A young Paul Reiser plays the young comedian of the gang, and a baby-faced Kevin Bacon plays the brilliant alcoholic trust-fund kid with a maniacal laugh that subs for crying.

To see the guys standing by the gray, dirty Baltimore harbor … to see them sitting at the diner, at the shiny chrome counter looking out those big windows at their world, from their cool clubhouse … is to see Worcester when she was grand and gaudy and gritty. To see Eddy’s mom complain to Billy: Why is Eddy still living at home?, then to watch her chase her son with a carving knife when he demands: MA, MAKE ME A SANDWICH!!! only to acquiesce and ask Billy: BILLY, DO YOU WANT A SANDWICH? IT’S NO TROUBLE! is to see shades of your Polish Mom or Greek Granny… You also see why Eddy is still a big kid!

My favorite shot in the film? After Billy and Eddy ham it up with a pretty, middle-aged stripper at a strip club, they take her out for coffee at a diner. Sitting at the long counter that faces the street, they look out the window and chat as they watch the world go by. Their banter is soft, sweet, respectful, silly … tinged with sadness and longing. They talk thru the late night. As dawn lights up their city, a horse clomps by – he’s pulling a wagon filled with junk and rags, the bells on his harness tinkle. The neighborhood rag man. They were a big part of city life not so long ago. My late mother used to tell me of the rag man and his horse – lowly travelers – coming through her Green Island, down Lafayette Street, up Millbury Street, up Water, calling for RAGS, JUNK. I once saw the rag man, when I was very young, a toddler. I saw his brown horse clomping down Lafayette Street pulling an old wagon.

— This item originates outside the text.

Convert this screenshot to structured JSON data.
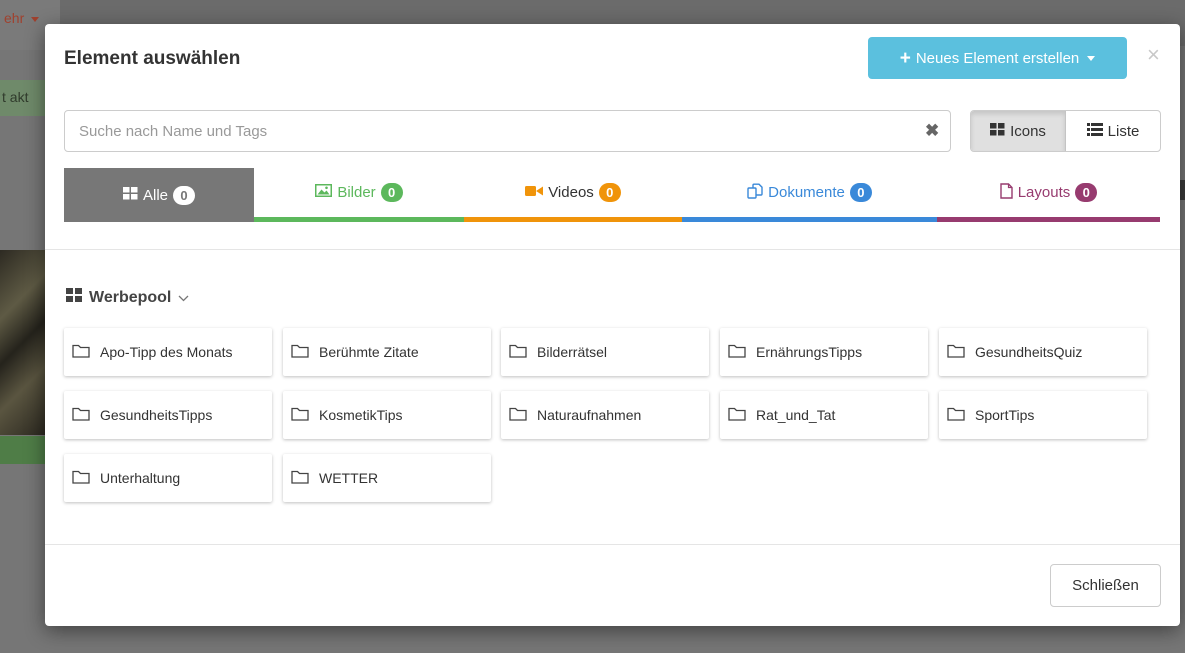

A beautiful horse!!! A coach like Cinderella’s! The rags were dirty and in a heap but I was entranced … by my city’s magic. Made in America❀.